Who doesn't know the problem to generate a small voltage (e.g. 5V) out of a high one? Sine several years you go to the lab and find.... Switchmode regulators with integrated switches..... But none with more than 3 or 5 Ampere in general. If you find one, it's not easiely to apply and can't be buyed @ the next corner.
Why not try to "enhance" a Simpleswitcher
The LM2575 works a regulator only
and don't deliver any current to the load.
If the regulator switches "ON", you find a voltage at the output of it. This makes T4 switching on also.
The collector of T4 now is nearly GND and also the Gate of FET T3. This FET switches on (it's a P-FET!)
For T3 you can take everything what's called Power P-FET with low RDSON, a IRF9540 is a good choice.
(The lower the higher the price :-)
The "invention" of this circuit
is the Gate turn off of T3.
In ON State, The Gate of T3 has nearly GND potential, D9 conducts and T5 is off.
If now the Regulator switch it's output OFF, then the Base of T4 is pulled low by R12 and no currents flow through T4.
Also the cathode of D9 is connected to Vcc via R13. The stored energy in the Gate capacity of T3 lets now pull T5's emiter lower then the base. Whats happens if the Base of a NPN transistor has higher voltage than the emiter? It conducts ! Now, T3's gate is directly connected to the source via T5 and the gate capacity can be discharged very fast.
This happens several times faster than if you only had R13 to discharge the gate capacity !
Where you get your losses now?
First, watch Diode D1. If the switch
(T3) is opened (high impedance), this diode conducts and carray ALL the
So, lets have a duty cycle of 0.5 then the loss in D1 are: 0.5*Vd*Ia (Vd=voltage drop @ D1 and Ia=output current).
E.g.: Ia=8A, Vd=1V -> 0.5*8A*1V=4W of loss !!!!! Therefore, take a (Shottky) Diode with lower Vd !
Second, the FET has losses:
1. In the full conduct state the RDSON. The IRF has a typical RDSON of 0.2 Ohm. If you have a duty cycle of 0.5 again and 8 A of output current, then the losses are: 0.5*8A*8A*0.2 Ohm =~6.4W of loss.
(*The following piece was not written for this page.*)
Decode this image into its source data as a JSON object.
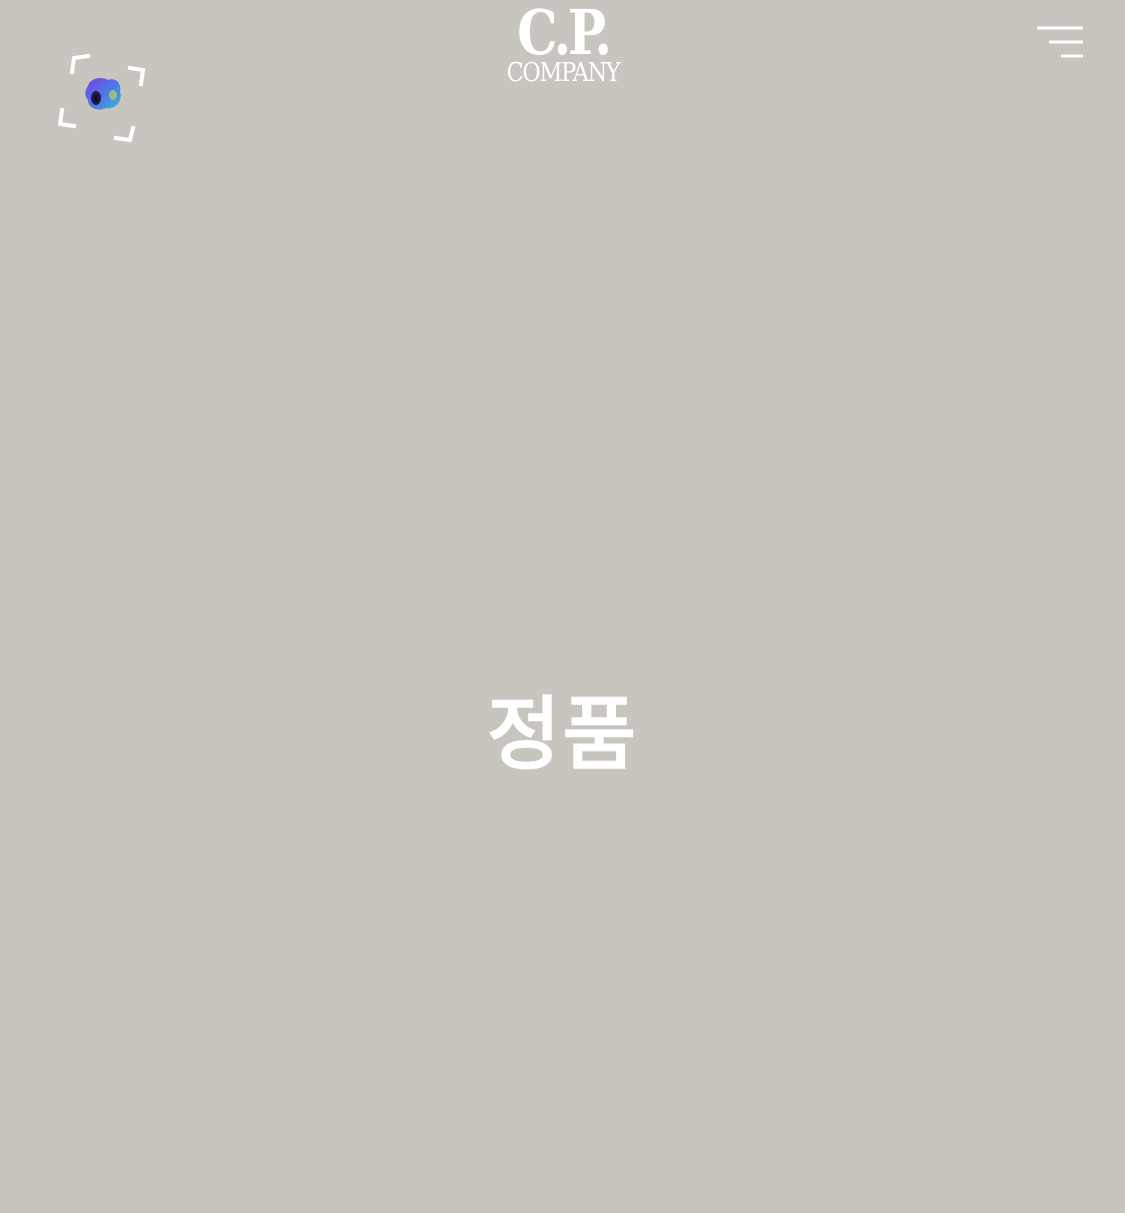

To minimize this losses, take a FET with lower RDSON (higher cost).
2. If the FET is turned on and off, it "walks" through a state of gate-voltage dependent resistance.
In the Turn-On moment, this losses are smaller than in the turn-Off moment (because the current is smaller if the FET turns on than it is if it turns off, the current in a coil grow linear!)
Therefore, the "trick" with T5 was made to minimize this time and therefore also the losses.
Calculate this losses is a bit difficult, so it isn't explained here.... But believe it (or try it by remove T5 and D9:-)
What can you get out of this piece of electronics?
I tested this arrangement up to
8 A (look at the diagramm), but if you use other FET's and diodes, you
will get MORE!
But with increasing current, the losses in D1 will grow rapidly so you have to replace it with a MOSFET, but this is a synchronus rectified SMPS and not discussed here :-)
But this circuit has an disadvantage:
It's not protected against overcurrent, so you should use a Fuse!
If you find a circuit to short protect it and get minimal losses, please mail me !
Also you should read the LM2575 Datasheet and the Application notes !
Something to the used parts:
For the LM2575 you can also use
Diode D9 can be any fast Diode with enough reverse voltage and low forward voltage (also you can use a shottky Diode).
Best to get and mount seems a BYW29 in TO220 package.
Be warned !!!! A simple 1N4007 wouldn't work!
The output capacitor should be a
special LOW-ESR type (E.G. out of a PC- Power supply on the secondary site,
Look at the voltage rating !)
You can also us a SG3525 or aequivalent?
Yes, but in the LM2575 is all you need ! Only a small amount of external parts are needed and you can save board size!
Can I also take a N-FET, they have a lower RDSON?
NO! To turn on a N-FET you need a higher voltage @ the gate. But where to get it?
Why do you use the LM2576?
This part I found in higher count in my drawer :-) But you can also take a LM2575. It doesn't ,matter.